◆ Task statement:
Retype each record below word for word, pictures excluded.

◆ Records supplied:
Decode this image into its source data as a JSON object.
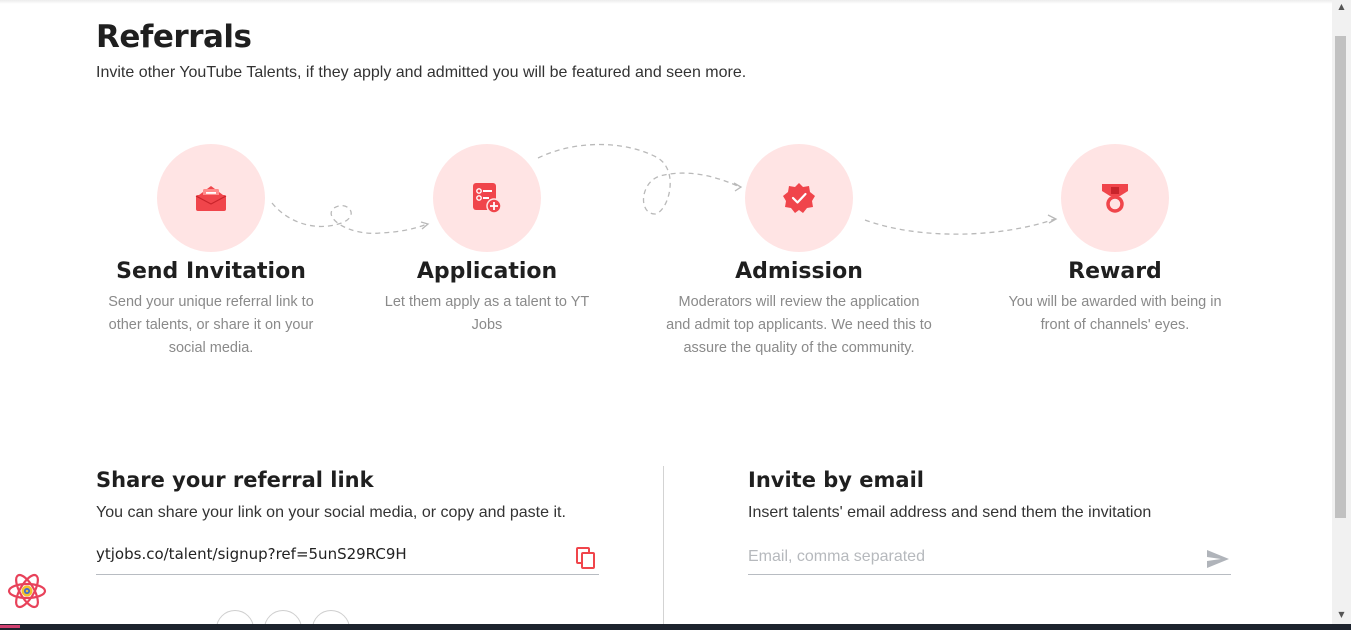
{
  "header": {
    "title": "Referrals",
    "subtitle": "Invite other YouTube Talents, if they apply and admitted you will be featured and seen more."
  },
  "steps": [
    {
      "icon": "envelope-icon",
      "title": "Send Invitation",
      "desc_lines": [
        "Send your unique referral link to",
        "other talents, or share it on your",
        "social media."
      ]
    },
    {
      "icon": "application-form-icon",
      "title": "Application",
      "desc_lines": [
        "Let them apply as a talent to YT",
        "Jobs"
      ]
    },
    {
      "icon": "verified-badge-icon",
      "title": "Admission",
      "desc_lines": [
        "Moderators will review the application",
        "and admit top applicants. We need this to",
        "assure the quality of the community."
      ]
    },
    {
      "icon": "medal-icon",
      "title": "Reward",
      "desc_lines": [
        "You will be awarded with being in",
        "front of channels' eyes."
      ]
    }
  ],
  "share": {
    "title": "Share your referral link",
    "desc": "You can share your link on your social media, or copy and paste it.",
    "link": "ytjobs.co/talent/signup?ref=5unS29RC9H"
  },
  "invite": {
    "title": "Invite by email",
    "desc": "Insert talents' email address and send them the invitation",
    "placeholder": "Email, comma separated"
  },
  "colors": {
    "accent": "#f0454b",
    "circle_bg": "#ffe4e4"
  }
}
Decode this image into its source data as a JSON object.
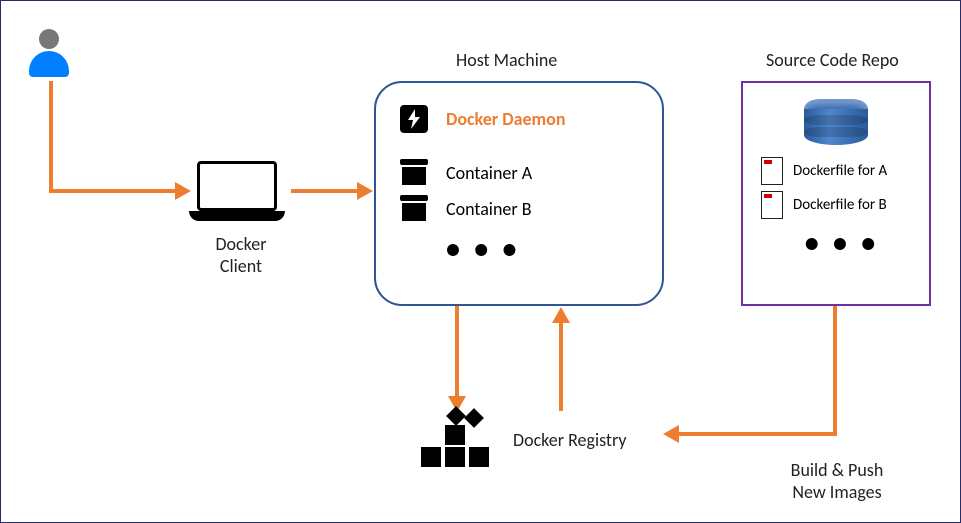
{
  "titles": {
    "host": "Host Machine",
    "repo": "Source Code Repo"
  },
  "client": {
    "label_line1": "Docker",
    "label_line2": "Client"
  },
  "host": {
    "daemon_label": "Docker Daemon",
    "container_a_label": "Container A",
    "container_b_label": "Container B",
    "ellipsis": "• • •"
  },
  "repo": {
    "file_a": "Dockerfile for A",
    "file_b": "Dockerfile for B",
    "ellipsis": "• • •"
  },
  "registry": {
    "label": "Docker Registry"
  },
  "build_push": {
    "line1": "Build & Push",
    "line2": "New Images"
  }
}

◆ Task response:
Decode this image into its source data as a JSON object.
{
  "header": {
    "title": "Referrals",
    "subtitle": "Invite other YouTube Talents, if they apply and admitted you will be featured and seen more."
  },
  "steps": [
    {
      "icon": "envelope-icon",
      "title": "Send Invitation",
      "desc_lines": [
        "Send your unique referral link to",
        "other talents, or share it on your",
        "social media."
      ]
    },
    {
      "icon": "application-form-icon",
      "title": "Application",
      "desc_lines": [
        "Let them apply as a talent to YT",
        "Jobs"
      ]
    },
    {
      "icon": "verified-badge-icon",
      "title": "Admission",
      "desc_lines": [
        "Moderators will review the application",
        "and admit top applicants. We need this to",
        "assure the quality of the community."
      ]
    },
    {
      "icon": "medal-icon",
      "title": "Reward",
      "desc_lines": [
        "You will be awarded with being in",
        "front of channels' eyes."
      ]
    }
  ],
  "share": {
    "title": "Share your referral link",
    "desc": "You can share your link on your social media, or copy and paste it.",
    "link": "ytjobs.co/talent/signup?ref=5unS29RC9H"
  },
  "invite": {
    "title": "Invite by email",
    "desc": "Insert talents' email address and send them the invitation",
    "placeholder": "Email, comma separated"
  },
  "colors": {
    "accent": "#f0454b",
    "circle_bg": "#ffe4e4"
  }
}
Decode this image into its source data as a JSON object.
{
  "titles": {
    "host": "Host Machine",
    "repo": "Source Code Repo"
  },
  "client": {
    "label_line1": "Docker",
    "label_line2": "Client"
  },
  "host": {
    "daemon_label": "Docker Daemon",
    "container_a_label": "Container A",
    "container_b_label": "Container B",
    "ellipsis": "• • •"
  },
  "repo": {
    "file_a": "Dockerfile for A",
    "file_b": "Dockerfile for B",
    "ellipsis": "• • •"
  },
  "registry": {
    "label": "Docker Registry"
  },
  "build_push": {
    "line1": "Build & Push",
    "line2": "New Images"
  }
}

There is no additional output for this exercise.